Will any representations that are made be considered?

Mr. Lloyd

My right hon. Friend is always prepared to consider all representations, but in saying that I must not be taken to imply any particular undertaking.

42. Mr. Edmund Harvey

asked the Home Secretary whether, in order to avoid prolonged delays, he is prepared to grant a bloc visa for groups of Jewish refugee children from Austria and Germany in cases in which provision for maintenance is guaranteed?

Mr. Lloyd

Yes, Sir. It has been decided to waive the requirement of a visa for refugee children brought to this country for education purposes under the care of the Inter-Aid Committee for Children. I would refer to the reply which I gave yesterday to the right hon and gallant Member for Newcastle-under-Lyme (Colonel Wedgwood).

Mr. Henderson Stewart

What is the upper age limit for a child?

Mr. Lloyd


43. Miss Rathbone

asked the Home Secretary whether, in view of the special needs of refugees, he will consider reserving for the present new permits to aliens to reside and work exclusively for such refugees, and will also cause the permits already held by aliens to be reviewed and withdrawn when the alien might, without hardship, be required to return to his own country in order to make more room for refugees?

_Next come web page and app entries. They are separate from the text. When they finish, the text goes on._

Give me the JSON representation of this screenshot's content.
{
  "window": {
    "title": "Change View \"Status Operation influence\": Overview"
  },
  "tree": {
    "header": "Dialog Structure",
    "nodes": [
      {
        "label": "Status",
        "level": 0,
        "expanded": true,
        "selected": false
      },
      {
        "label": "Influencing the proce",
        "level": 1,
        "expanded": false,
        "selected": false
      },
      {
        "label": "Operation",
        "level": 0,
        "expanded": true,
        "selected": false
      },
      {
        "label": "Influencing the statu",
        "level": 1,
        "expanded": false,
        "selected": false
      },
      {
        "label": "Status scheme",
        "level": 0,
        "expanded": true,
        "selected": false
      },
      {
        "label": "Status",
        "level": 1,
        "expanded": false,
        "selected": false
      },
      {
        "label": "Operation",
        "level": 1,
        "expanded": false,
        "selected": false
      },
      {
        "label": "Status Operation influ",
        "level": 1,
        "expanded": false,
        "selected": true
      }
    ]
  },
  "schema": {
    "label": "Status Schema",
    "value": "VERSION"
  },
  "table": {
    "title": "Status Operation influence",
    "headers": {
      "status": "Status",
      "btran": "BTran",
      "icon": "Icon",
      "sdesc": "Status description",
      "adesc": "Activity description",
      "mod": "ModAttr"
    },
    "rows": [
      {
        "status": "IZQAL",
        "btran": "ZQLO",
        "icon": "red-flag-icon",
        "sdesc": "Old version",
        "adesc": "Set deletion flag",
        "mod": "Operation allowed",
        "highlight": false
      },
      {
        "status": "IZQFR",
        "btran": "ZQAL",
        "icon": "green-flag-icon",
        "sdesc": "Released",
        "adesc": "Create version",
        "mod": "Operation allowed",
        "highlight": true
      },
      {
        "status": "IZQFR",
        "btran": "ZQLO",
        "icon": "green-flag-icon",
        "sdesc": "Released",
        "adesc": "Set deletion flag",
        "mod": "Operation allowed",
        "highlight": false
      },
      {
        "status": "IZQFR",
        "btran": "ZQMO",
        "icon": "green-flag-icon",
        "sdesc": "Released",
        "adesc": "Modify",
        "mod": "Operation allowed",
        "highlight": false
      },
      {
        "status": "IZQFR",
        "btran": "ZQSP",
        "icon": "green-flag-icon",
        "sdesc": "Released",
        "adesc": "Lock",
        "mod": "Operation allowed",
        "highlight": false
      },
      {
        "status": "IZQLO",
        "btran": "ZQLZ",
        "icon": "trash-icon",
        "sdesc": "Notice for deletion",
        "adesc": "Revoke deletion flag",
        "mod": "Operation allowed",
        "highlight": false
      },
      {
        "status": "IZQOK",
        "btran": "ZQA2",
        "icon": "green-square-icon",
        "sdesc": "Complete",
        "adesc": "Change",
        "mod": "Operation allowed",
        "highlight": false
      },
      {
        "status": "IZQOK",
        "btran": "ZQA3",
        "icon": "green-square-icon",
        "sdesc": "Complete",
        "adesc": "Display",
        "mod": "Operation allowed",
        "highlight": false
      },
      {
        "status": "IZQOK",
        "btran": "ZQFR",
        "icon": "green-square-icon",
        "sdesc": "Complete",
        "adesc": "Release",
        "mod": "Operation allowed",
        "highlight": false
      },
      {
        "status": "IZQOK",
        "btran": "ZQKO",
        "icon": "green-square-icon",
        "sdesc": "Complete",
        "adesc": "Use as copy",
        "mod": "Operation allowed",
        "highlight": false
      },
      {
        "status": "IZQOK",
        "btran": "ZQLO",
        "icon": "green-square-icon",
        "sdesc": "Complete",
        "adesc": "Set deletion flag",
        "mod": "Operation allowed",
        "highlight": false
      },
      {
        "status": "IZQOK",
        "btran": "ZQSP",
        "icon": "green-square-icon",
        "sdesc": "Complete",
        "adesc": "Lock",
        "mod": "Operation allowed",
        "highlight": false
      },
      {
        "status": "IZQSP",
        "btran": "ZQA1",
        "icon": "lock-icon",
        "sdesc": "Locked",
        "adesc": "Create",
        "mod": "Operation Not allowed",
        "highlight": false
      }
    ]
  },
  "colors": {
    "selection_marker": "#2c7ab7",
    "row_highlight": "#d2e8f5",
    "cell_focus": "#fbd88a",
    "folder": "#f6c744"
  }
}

Mr. Lloyd

I would refer the hon. Member to the reply given on this matter to the hon. Member for Wolverhampton, East (Mr. Mander) on 7th July.

46. Mr. Riley

asked the Prime Minister whether His Majesty's Government would be willing, in conjunction with the other members of the Inter-Governmental Committee for Refugees, to contribute financial assistance or support an international loan to assist in the settlement of German or other refugees overseas?

47. Mr. Harvey

asked the Prime Minister whether instructions will be given to the representatives of His Majesty's Government at the forthcoming meeting of the Inter-Governmental Commission on Refugees to support the issue of an international loan to aid the settlement of Jewish refugees; and whether His Majesty's Government are prepared to make a substantial contribution to such a loan under suitable conditions?

The Chancellor of the Exchequer (Sir John Simon)

It is not possible at present to form any reliable estimate of the expenditure which the settlement of Jewish refugees will involve, but hon. Members will appreciate that Government support for an international loan would involve reconsideration by the Inter-Governmental Committee of the recommendations made to the Governments which participated in the Evian Meeting.

Mr. Riley

Has the right hon. Gentleman noticed the statement made by the Chancellor of the Duchy of Lancaster in a broadcast on Tuesday, that we have to envisage not fewer than 600,000 refugees leaving Germany in a short time, and does he think it possible to deal adequately with a problem of that kind by voluntary effort? Will he consider what representations the Government should make to the Inter-Governmental Committee on the question of financial assistance?

Sir J. Simon

I have not noticed that particular statement, but my right hon. Friend himself is very closely associated—I think he is the principal member—with that Inter-Governmental organisation.

Major-General Sir Alfred Knox

Who will guarantee this loan?

Mr. Harvey

Will the right hon. Gentleman consider the extreme urgency of the question, as it has developed since the Evian Conference, and will he see, therefore, that the British Government give a lead to this Conference?

Sir J. Simon

I did not refer to the Evian Conference myself, but I observed that the stipulation had been made, as I stated at the time when the Evian Conference was created, on the proposal of the American Government.

Captain Shaw

Will my right hon. Friend remember that we have a large number of unemployed in this country?